> **DATA UNDER STUDY**
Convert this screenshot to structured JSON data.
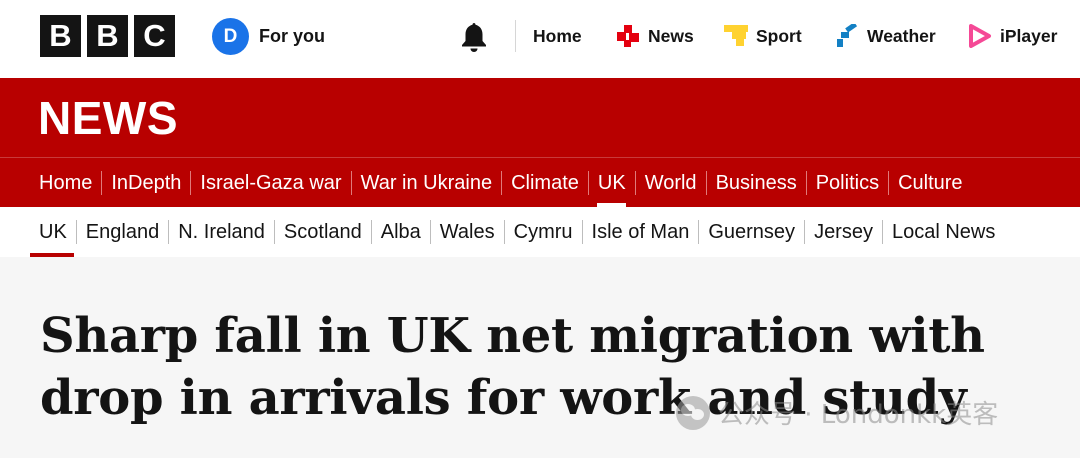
{
  "brand": {
    "logo_letters": [
      "B",
      "B",
      "C"
    ]
  },
  "account": {
    "avatar_initial": "D",
    "for_you_label": "For you"
  },
  "top_nav": [
    {
      "label": "Home",
      "icon": "none"
    },
    {
      "label": "News",
      "icon": "news-icon",
      "color": "#e4000f"
    },
    {
      "label": "Sport",
      "icon": "sport-icon",
      "color": "#ffd230"
    },
    {
      "label": "Weather",
      "icon": "weather-icon",
      "color": "#1380c4"
    },
    {
      "label": "iPlayer",
      "icon": "iplayer-icon",
      "color": "#f54996"
    }
  ],
  "news_banner": {
    "title": "NEWS"
  },
  "section_nav": [
    {
      "label": "Home"
    },
    {
      "label": "InDepth"
    },
    {
      "label": "Israel-Gaza war"
    },
    {
      "label": "War in Ukraine"
    },
    {
      "label": "Climate"
    },
    {
      "label": "UK",
      "active": true
    },
    {
      "label": "World"
    },
    {
      "label": "Business"
    },
    {
      "label": "Politics"
    },
    {
      "label": "Culture"
    }
  ],
  "sub_nav": [
    {
      "label": "UK",
      "active": true
    },
    {
      "label": "England"
    },
    {
      "label": "N. Ireland"
    },
    {
      "label": "Scotland"
    },
    {
      "label": "Alba"
    },
    {
      "label": "Wales"
    },
    {
      "label": "Cymru"
    },
    {
      "label": "Isle of Man"
    },
    {
      "label": "Guernsey"
    },
    {
      "label": "Jersey"
    },
    {
      "label": "Local News"
    }
  ],
  "article": {
    "headline": "Sharp fall in UK net migration with drop in arrivals for work and study"
  },
  "watermark": {
    "text": "公众号 · Londonkk英客"
  },
  "colors": {
    "bbc_red": "#b80000",
    "avatar_blue": "#1a73e8"
  }
}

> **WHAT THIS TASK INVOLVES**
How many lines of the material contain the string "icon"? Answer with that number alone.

> **SOLVED PROBLEM**
5